Unfortunately, it is not a puzzle or a competition.
I have written here previously about the many difficult and appalling circumstances that our family courts have to deal with, on a daily basis. Two cases in point were reported in quick succession on Bailii last week. I don’t propose here to discuss the cases in detail, rather to look at their striking similarities.
The first case, Re Z, was dealt with by the President of the Family Division Sir James Munby. It involved care proceedings relating to ‘some young children’. The judgment concerned the issue of whether or not a man is the father of the children as he asserts, despite the fact that he refused to submit to DNA testing (he seemed to think that such testing was not necessary, as he believed he was the children’s father, and they believed he was their father).
What set Re Z apart, however, was that the question of paternity arose in “the most appalling circumstances”. The father had murdered the children’s mother, and is serving a sentence of life imprisonment. The question of paternity needs to be resolved in order to consider what role the father’s wider family should have in the children’s lives.

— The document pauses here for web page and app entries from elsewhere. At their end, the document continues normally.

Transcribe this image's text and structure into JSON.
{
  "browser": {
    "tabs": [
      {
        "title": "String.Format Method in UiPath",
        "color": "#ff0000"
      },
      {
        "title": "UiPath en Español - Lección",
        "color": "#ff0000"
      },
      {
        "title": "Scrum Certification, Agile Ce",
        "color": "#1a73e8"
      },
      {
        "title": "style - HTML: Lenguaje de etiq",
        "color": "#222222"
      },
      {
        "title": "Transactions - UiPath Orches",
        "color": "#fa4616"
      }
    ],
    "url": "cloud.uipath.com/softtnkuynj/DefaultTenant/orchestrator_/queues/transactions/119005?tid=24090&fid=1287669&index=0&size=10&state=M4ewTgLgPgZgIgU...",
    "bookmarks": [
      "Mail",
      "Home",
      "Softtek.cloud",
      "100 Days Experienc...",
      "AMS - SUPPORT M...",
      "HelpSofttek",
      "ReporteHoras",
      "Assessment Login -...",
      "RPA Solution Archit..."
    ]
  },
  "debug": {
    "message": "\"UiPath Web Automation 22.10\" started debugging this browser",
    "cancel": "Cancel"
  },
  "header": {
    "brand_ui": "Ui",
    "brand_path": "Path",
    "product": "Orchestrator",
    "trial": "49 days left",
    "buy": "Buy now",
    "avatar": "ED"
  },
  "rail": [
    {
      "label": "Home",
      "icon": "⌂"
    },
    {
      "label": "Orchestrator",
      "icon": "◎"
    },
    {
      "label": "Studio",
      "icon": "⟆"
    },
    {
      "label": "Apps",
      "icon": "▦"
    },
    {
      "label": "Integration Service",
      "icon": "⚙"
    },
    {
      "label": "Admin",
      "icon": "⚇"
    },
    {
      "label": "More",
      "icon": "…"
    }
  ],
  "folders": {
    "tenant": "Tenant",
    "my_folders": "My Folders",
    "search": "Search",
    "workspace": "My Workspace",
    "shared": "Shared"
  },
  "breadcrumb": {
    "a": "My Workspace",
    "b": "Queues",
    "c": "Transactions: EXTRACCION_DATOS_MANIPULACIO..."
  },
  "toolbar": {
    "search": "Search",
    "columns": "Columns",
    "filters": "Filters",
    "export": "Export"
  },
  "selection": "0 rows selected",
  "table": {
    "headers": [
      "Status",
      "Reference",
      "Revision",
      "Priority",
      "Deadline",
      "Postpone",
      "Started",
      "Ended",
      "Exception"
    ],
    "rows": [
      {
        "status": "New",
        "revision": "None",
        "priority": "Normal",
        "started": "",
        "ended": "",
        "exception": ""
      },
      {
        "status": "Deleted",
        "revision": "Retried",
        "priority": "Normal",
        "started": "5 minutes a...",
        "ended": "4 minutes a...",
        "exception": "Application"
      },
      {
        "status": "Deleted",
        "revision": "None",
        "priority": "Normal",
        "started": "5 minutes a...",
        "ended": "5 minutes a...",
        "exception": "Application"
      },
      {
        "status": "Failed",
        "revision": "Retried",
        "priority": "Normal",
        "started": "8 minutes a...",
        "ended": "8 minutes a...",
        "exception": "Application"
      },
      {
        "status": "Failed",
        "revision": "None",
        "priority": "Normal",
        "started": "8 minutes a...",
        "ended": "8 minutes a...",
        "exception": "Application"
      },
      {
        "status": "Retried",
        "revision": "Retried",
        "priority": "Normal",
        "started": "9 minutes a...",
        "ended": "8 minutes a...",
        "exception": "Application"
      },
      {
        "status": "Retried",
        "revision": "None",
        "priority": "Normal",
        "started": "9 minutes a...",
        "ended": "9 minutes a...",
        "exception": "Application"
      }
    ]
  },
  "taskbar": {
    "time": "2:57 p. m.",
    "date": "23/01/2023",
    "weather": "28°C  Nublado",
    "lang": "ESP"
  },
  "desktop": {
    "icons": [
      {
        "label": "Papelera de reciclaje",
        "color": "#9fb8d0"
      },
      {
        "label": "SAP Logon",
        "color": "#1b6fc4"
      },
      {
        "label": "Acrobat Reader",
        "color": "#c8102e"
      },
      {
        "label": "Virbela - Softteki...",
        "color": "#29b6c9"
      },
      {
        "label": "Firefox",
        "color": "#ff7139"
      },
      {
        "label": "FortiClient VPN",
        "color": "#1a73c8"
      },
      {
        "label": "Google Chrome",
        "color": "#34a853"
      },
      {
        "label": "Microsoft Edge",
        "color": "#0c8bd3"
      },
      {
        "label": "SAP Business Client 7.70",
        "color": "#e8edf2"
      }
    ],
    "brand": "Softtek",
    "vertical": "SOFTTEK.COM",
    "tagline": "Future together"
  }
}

There was evidence that after attacking the mother the father had cut his wrists. Some of the blood samples taken at the scene did not belong to the mother. The children’s guardian therefore sought an order, supported by the local authority, that copies of the DNA profiles from the blood be provided to the local authority so that they could be used to determine paternity. The President found in favour of the guardian.
The Waltham Forest case involved an application by a local authority for a reporting restriction order concerning a three year old girl who is presently in foster care. Nothing particularly unusual about that, you might think. However, the similarity to Re Z becomes clear when we find out why the child is in foster care: she was placed there after she witnessed the murder of her mother, who died from multiple stab wounds. Her father is currently standing trial for the murder at the Central Criminal Court.
Once again, I’m not going to go into the details of the Waltham Forest case, Suffice to say that Mr Justice Keehan was not satisfied that there was sufficient evidence of harm coming to, or being caused to, the child either now or in the future years by her being named in any reporting of the trial of her father. He therefore refused the application for the reporting restriction order.
Two cases, two very different points of law, but two strikingly similar sets of circumstances for the judges concerned to deal with.
Our family court judges are under constant attack by certain sections of society and the media, who allege everything from bias to corruption, to being involved in some sort of national conspiracy to remove children from their parents. Very rarely is this attack balanced by any appreciation of the work that the judges (and all others involved in the family justice system) do.
The most important people in cases such as these are, of course, the children. However, I for one would not want to be responsible for deciding how best to repair their broken lives, so I think we should spare a thought for the thankless task that the judges take on when adjudicating such cases.
Photo by quinn.anya via Flickr